Kolkata has been warming up to gender-neutral plays and gender-fluid performances of late. The city that has been instrumental in accepting many transitions over the years has also seen dramatic changes in theatre. Though gender-fluid performances can be traced back to jatra in Bengal, they were more out of compulsion. Women were not allowed to take part in them.
Now, Kolkata has more gender-neutral plays and gender-fluid performances. “I was the first one to do a festival like this in Kolkata about two years ago, where we spoke about gender roles in the performing arts. We addressed the issue and spoke about gender fluidity through dramatic performances. We had also felicitated Chapal Bhaduri and Sanatan Pal, the two leading female impersonators of their time,” said interdisciplinary artiste Sujoy Prosad Chatterjee, adding, “There, we had a scene from Macbeth, where I played Lady Macbeth and Biplab Dasgupta played the titular character. There’s also a scene from Merchant of Venice, where Sohini Sengupta played Shylock. At the festival, there were three male actors from Nandikar who essayed three heroines of Tagore.”
Sujoy Prosad played the character Rony Das, who dresse s up like his mother in her absence, in a play titled Happy Birthday. “My solo play, Happy Birthday, which was termed a queer play, was semi-autobiographical. Sheema Mukhopadhyay’s Maayer Moto also made a mark in the proscenium Bengali theatre space. Recently, Sohagdi (Sen) directed Sonata with three women, written by Mahesh Elkunchwar. Bratya Basu did Krishna Gahobar, which was about a homosexual professor addressing bigger issues rather than fighting only his own sexual priority,” Sujoy shared.
Sujoy thinks it’s fantastic to even make a transman play a man/woman or vice-versa. “I don’t think there is any reason for gender-boxing in theatre. I always maintain that Bangla theatre is gradually transgressing to newer forms and ideas.

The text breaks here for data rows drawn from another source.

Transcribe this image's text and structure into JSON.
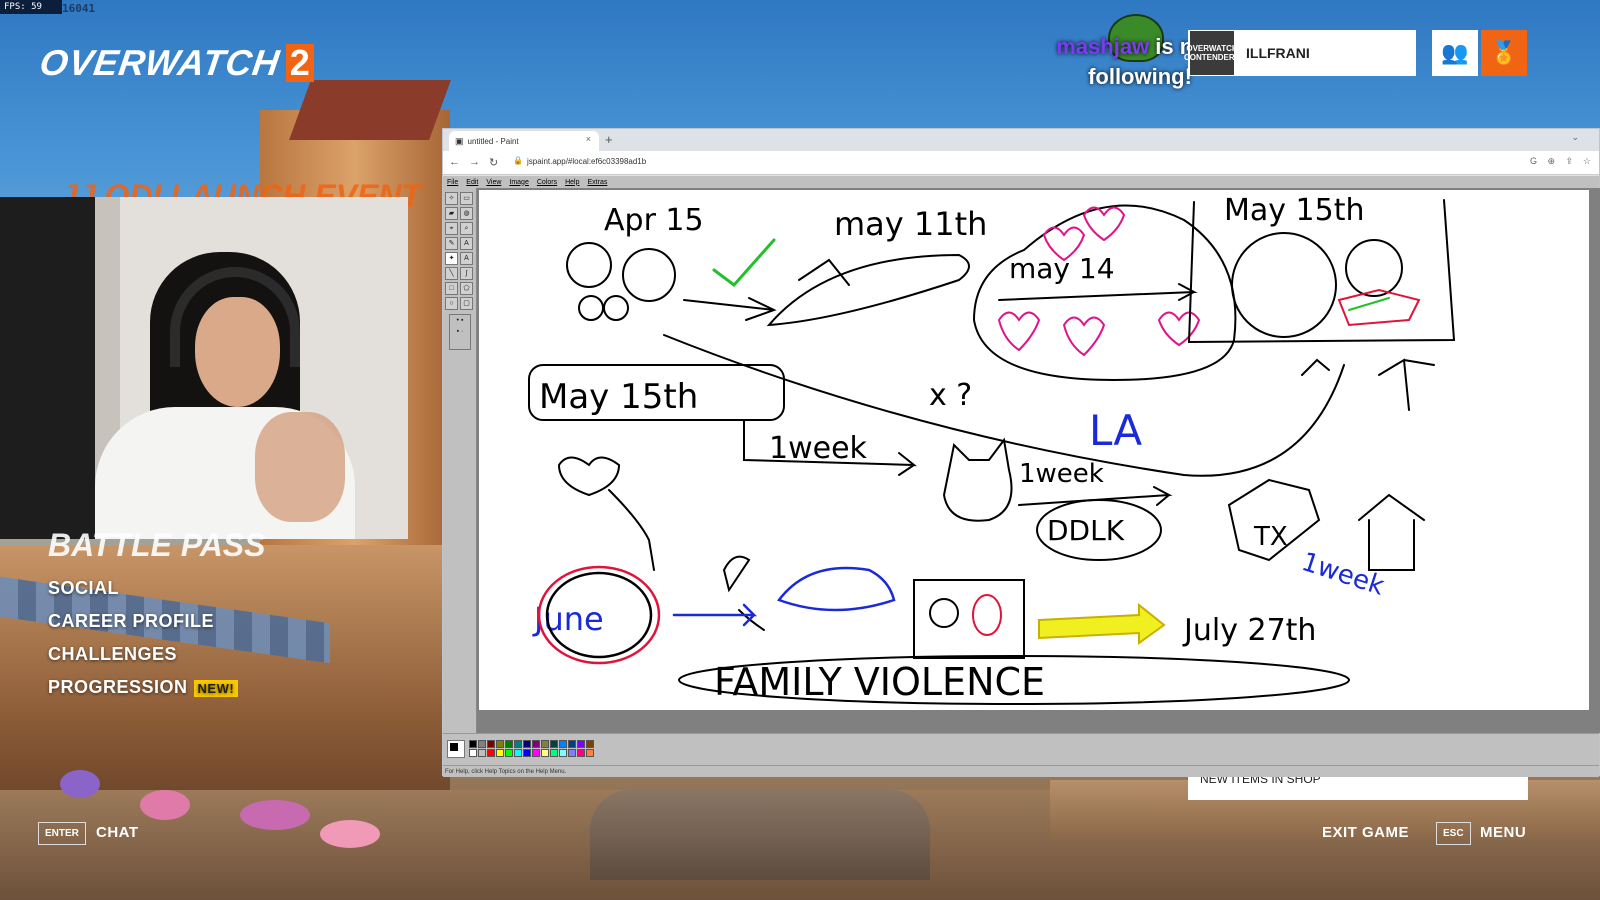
{
  "hud": {
    "fps": "FPS: 59",
    "frame_id": "16041",
    "logo_text": "OVERWATCH",
    "logo_num": "2",
    "event_banner": "JJ ODI LAUNCH EVENT"
  },
  "follow_alert": {
    "username": "mashjaw",
    "message": "is now following!"
  },
  "player": {
    "badge": "OVERWATCH CONTENDERS",
    "name": "ILLFRANI"
  },
  "left_menu": {
    "battle_pass": "BATTLE PASS",
    "items": [
      "SOCIAL",
      "CAREER PROFILE",
      "CHALLENGES",
      "PROGRESSION"
    ],
    "new_badge": "NEW!"
  },
  "bottom_bar": {
    "chat_key": "ENTER",
    "chat_label": "CHAT",
    "exit_label": "EXIT GAME",
    "menu_key": "ESC",
    "menu_label": "MENU"
  },
  "news_card": {
    "text": "NEW ITEMS IN SHOP"
  },
  "browser": {
    "tab_title": "untitled - Paint",
    "tab_close": "×",
    "new_tab": "+",
    "url": "jspaint.app/#local:ef6c03398ad1b"
  },
  "paint": {
    "menus": [
      "File",
      "Edit",
      "View",
      "Image",
      "Colors",
      "Help",
      "Extras"
    ],
    "status": "For Help, click Help Topics on the Help Menu.",
    "palette": [
      "#000000",
      "#808080",
      "#800000",
      "#808000",
      "#008000",
      "#008080",
      "#000080",
      "#800080",
      "#808040",
      "#004040",
      "#0080ff",
      "#004080",
      "#8000ff",
      "#804000",
      "#ffffff",
      "#c0c0c0",
      "#ff0000",
      "#ffff00",
      "#00ff00",
      "#00ffff",
      "#0000ff",
      "#ff00ff",
      "#ffff80",
      "#00ff80",
      "#80ffff",
      "#8080ff",
      "#ff0080",
      "#ff8040"
    ],
    "drawing_text": {
      "apr15": "Apr 15",
      "may11": "may 11th",
      "may14": "may 14",
      "may15_top": "May 15th",
      "may15_box": "May 15th",
      "week1": "1week",
      "week2": "1week",
      "ddlk": "DDLK",
      "la": "LA",
      "x": "x ?",
      "june": "June",
      "july": "July 27th",
      "week3": "1week",
      "tx": "TX",
      "family": "FAMILY VIOLENCE"
    }
  }
}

Bangla theatre was essentially a homophobic community. It has now moved on,” he added.
Is it a challenge?
While members of the LGBTQIA+ community are starting to find acceptance in society as well as in the performing arts, women playing men as part of an all-women theatre has also gained popularity. “The first time I was a part of a gender-fluid performance was when I played Shylock in college. I asked Prof Ananda Lal whether I can play the character because that’s the only one I found interesting enough to portray. It never crossed my mind that I was playing Shylock with a woman’s body or mind,” said theatre personality Sohini Sengupta, adding, “I did Bappaditya’s solo performance from Abanindranath Tagore’s Rajkahini. In our new play, Manush, I play a character which I essay alternately with a man. Nobody from our group ever questioned me about portraying the role.”

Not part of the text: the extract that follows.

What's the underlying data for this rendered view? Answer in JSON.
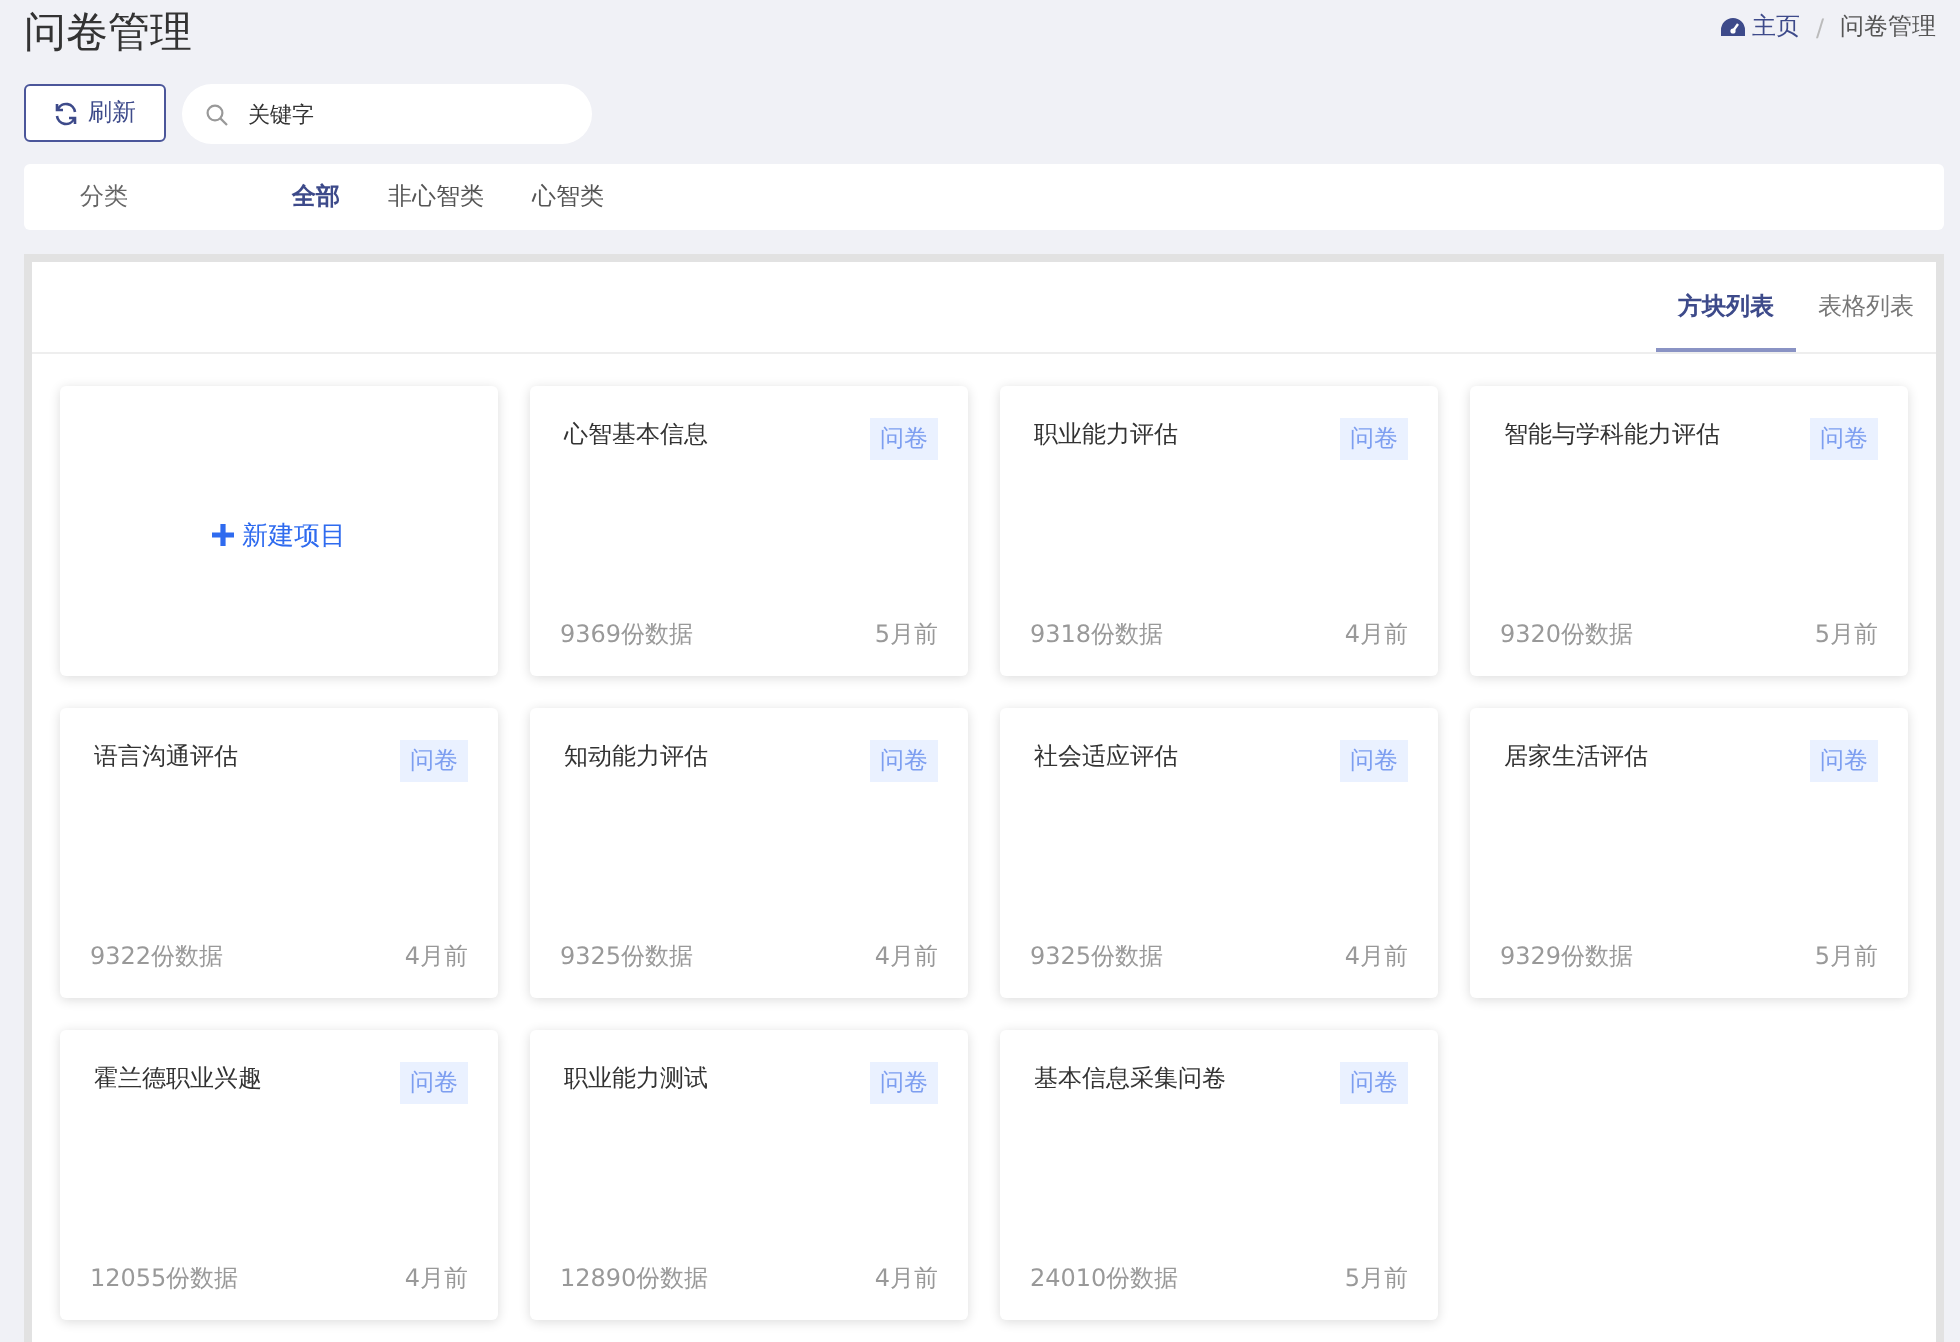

Sohini’s play director in college, Prof Ananda Lal, was prompt in casting women because he felt there was a need to alter the practice of stringent gender roles in the performing arts. “As a director of university theatre, I felt the injustice deeply, because I had a majority of actresses auditioning for most of my productions. Naturally, I gravitated towards the best of these all-women plays — Ntozake Shange’s For Colored Girls Who Have Considered Suicide, Caryl Churchill’s Top Girls and Maria Fornes’ Fefu and Her Friends. All were extremely sensitive and moving texts,” he said, adding, “I tried other directorial concepts too, the most radical of which was Shakespeare’s Measure for Measure (a dark comedy about sexuality), in which I made my actresses perform the male roles and actors do the female roles.”
With changing times, acceptance has also been greater for such shows. Reputed theatre and film actor-director Ramanjit Kaur had a tough time when she tried to introduce her audience to gender-fluid performances back in 2011 in Kolkata with her group, The Creative Arts. “I started an all-women group with people from non-theatrical background and coined a new expression — ‘theatre for life’. It is theatre about empowerment and life beyond borders, caste, colour, religion, gender, mind and body. The project was a natural outcome of my thoughts about these issues. It was challenging because there is no parallel course like this. Homemakers and students are very keen on joining this group. I have also played a man in plays by other productions,” said Ramanjit, who is popular for her play, Beyond Borders.
Some put forward the question of what really defines gender neutrality in the performing arts. According to Debleena Tripathi, former theatre worker at Nandikar and PhD student and teaching assistant at Centre for Drama, Theatre and Performance Studies at University of Toronto, “Gender-neutral plays and dramas that involve cross-dressing are two very different categories for me. Speaking in the context of modern Kolkata theatre, plays often have a chorus section whose gender identity is not defined. In one sense, that is gender neutral. On the other hand, purposeful cross-dressing may be more political in agenda too, as was the case with my play, Ichchhaamoti.”